→ EXERCISE REQUIREMENTS
Exact repetition of the data is the whole task.

Top of DATA RECORDS

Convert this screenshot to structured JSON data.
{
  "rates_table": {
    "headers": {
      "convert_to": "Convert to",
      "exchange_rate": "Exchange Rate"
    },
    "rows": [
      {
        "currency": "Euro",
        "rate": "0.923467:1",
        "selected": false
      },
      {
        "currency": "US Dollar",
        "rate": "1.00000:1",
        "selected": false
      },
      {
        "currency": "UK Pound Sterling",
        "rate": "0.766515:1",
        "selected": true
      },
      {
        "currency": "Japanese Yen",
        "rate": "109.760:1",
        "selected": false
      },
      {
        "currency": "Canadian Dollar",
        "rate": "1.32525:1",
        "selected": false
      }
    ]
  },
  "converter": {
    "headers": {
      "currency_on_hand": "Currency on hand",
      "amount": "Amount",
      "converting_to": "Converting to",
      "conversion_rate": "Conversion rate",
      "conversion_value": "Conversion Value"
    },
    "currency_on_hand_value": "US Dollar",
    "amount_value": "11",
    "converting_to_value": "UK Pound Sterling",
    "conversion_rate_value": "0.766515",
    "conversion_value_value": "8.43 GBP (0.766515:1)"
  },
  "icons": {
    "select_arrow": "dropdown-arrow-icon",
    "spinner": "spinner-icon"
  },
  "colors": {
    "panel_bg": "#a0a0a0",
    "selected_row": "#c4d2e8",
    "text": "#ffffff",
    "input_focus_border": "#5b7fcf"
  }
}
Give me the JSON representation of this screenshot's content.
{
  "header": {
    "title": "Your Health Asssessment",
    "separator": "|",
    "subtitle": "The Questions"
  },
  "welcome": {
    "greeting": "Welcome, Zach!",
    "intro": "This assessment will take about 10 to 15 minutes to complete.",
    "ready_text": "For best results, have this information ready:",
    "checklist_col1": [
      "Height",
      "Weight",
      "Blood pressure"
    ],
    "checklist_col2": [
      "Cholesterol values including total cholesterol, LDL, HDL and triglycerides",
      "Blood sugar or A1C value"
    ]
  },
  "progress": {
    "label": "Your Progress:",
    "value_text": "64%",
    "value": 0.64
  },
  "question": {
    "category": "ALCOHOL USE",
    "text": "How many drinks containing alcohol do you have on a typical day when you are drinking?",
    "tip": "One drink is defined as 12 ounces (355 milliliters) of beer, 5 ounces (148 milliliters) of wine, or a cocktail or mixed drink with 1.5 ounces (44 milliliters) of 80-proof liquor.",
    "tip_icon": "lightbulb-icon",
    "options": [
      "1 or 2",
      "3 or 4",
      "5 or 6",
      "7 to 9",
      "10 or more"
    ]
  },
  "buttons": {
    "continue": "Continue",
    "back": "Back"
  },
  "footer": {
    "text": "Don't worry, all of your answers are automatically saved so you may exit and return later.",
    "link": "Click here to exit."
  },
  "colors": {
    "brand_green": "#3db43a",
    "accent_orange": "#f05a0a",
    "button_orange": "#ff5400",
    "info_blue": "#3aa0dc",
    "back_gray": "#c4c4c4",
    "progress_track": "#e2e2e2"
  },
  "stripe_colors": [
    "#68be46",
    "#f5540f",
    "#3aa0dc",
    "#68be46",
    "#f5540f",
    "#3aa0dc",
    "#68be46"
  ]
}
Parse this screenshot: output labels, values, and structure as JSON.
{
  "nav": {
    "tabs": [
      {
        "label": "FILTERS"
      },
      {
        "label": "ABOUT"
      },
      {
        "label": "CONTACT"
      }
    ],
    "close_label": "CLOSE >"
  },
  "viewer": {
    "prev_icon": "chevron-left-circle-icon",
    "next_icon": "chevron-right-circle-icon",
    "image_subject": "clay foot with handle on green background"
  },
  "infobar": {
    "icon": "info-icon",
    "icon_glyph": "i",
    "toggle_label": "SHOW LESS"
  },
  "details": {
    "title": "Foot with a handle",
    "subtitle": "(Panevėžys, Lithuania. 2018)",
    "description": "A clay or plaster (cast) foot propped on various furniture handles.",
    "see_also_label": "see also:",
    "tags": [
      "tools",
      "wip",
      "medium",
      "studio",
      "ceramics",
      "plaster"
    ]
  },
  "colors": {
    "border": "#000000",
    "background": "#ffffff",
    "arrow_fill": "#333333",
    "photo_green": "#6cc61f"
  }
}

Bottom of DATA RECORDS

→ COMPLETED EXERCISE
Convert this screenshot to structured JSON data.
{
  "rates_table": {
    "headers": {
      "convert_to": "Convert to",
      "exchange_rate": "Exchange Rate"
    },
    "rows": [
      {
        "currency": "Euro",
        "rate": "0.923467:1",
        "selected": false
      },
      {
        "currency": "US Dollar",
        "rate": "1.00000:1",
        "selected": false
      },
      {
        "currency": "UK Pound Sterling",
        "rate": "0.766515:1",
        "selected": true
      },
      {
        "currency": "Japanese Yen",
        "rate": "109.760:1",
        "selected": false
      },
      {
        "currency": "Canadian Dollar",
        "rate": "1.32525:1",
        "selected": false
      }
    ]
  },
  "converter": {
    "headers": {
      "currency_on_hand": "Currency on hand",
      "amount": "Amount",
      "converting_to": "Converting to",
      "conversion_rate": "Conversion rate",
      "conversion_value": "Conversion Value"
    },
    "currency_on_hand_value": "US Dollar",
    "amount_value": "11",
    "converting_to_value": "UK Pound Sterling",
    "conversion_rate_value": "0.766515",
    "conversion_value_value": "8.43 GBP (0.766515:1)"
  },
  "icons": {
    "select_arrow": "dropdown-arrow-icon",
    "spinner": "spinner-icon"
  },
  "colors": {
    "panel_bg": "#a0a0a0",
    "selected_row": "#c4d2e8",
    "text": "#ffffff",
    "input_focus_border": "#5b7fcf"
  }
}
Give me the JSON representation of this screenshot's content.
{
  "header": {
    "title": "Your Health Asssessment",
    "separator": "|",
    "subtitle": "The Questions"
  },
  "welcome": {
    "greeting": "Welcome, Zach!",
    "intro": "This assessment will take about 10 to 15 minutes to complete.",
    "ready_text": "For best results, have this information ready:",
    "checklist_col1": [
      "Height",
      "Weight",
      "Blood pressure"
    ],
    "checklist_col2": [
      "Cholesterol values including total cholesterol, LDL, HDL and triglycerides",
      "Blood sugar or A1C value"
    ]
  },
  "progress": {
    "label": "Your Progress:",
    "value_text": "64%",
    "value": 0.64
  },
  "question": {
    "category": "ALCOHOL USE",
    "text": "How many drinks containing alcohol do you have on a typical day when you are drinking?",
    "tip": "One drink is defined as 12 ounces (355 milliliters) of beer, 5 ounces (148 milliliters) of wine, or a cocktail or mixed drink with 1.5 ounces (44 milliliters) of 80-proof liquor.",
    "tip_icon": "lightbulb-icon",
    "options": [
      "1 or 2",
      "3 or 4",
      "5 or 6",
      "7 to 9",
      "10 or more"
    ]
  },
  "buttons": {
    "continue": "Continue",
    "back": "Back"
  },
  "footer": {
    "text": "Don't worry, all of your answers are automatically saved so you may exit and return later.",
    "link": "Click here to exit."
  },
  "colors": {
    "brand_green": "#3db43a",
    "accent_orange": "#f05a0a",
    "button_orange": "#ff5400",
    "info_blue": "#3aa0dc",
    "back_gray": "#c4c4c4",
    "progress_track": "#e2e2e2"
  },
  "stripe_colors": [
    "#68be46",
    "#f5540f",
    "#3aa0dc",
    "#68be46",
    "#f5540f",
    "#3aa0dc",
    "#68be46"
  ]
}
Parse this screenshot: output labels, values, and structure as JSON.
{
  "nav": {
    "tabs": [
      {
        "label": "FILTERS"
      },
      {
        "label": "ABOUT"
      },
      {
        "label": "CONTACT"
      }
    ],
    "close_label": "CLOSE >"
  },
  "viewer": {
    "prev_icon": "chevron-left-circle-icon",
    "next_icon": "chevron-right-circle-icon",
    "image_subject": "clay foot with handle on green background"
  },
  "infobar": {
    "icon": "info-icon",
    "icon_glyph": "i",
    "toggle_label": "SHOW LESS"
  },
  "details": {
    "title": "Foot with a handle",
    "subtitle": "(Panevėžys, Lithuania. 2018)",
    "description": "A clay or plaster (cast) foot propped on various furniture handles.",
    "see_also_label": "see also:",
    "tags": [
      "tools",
      "wip",
      "medium",
      "studio",
      "ceramics",
      "plaster"
    ]
  },
  "colors": {
    "border": "#000000",
    "background": "#ffffff",
    "arrow_fill": "#333333",
    "photo_green": "#6cc61f"
  }
}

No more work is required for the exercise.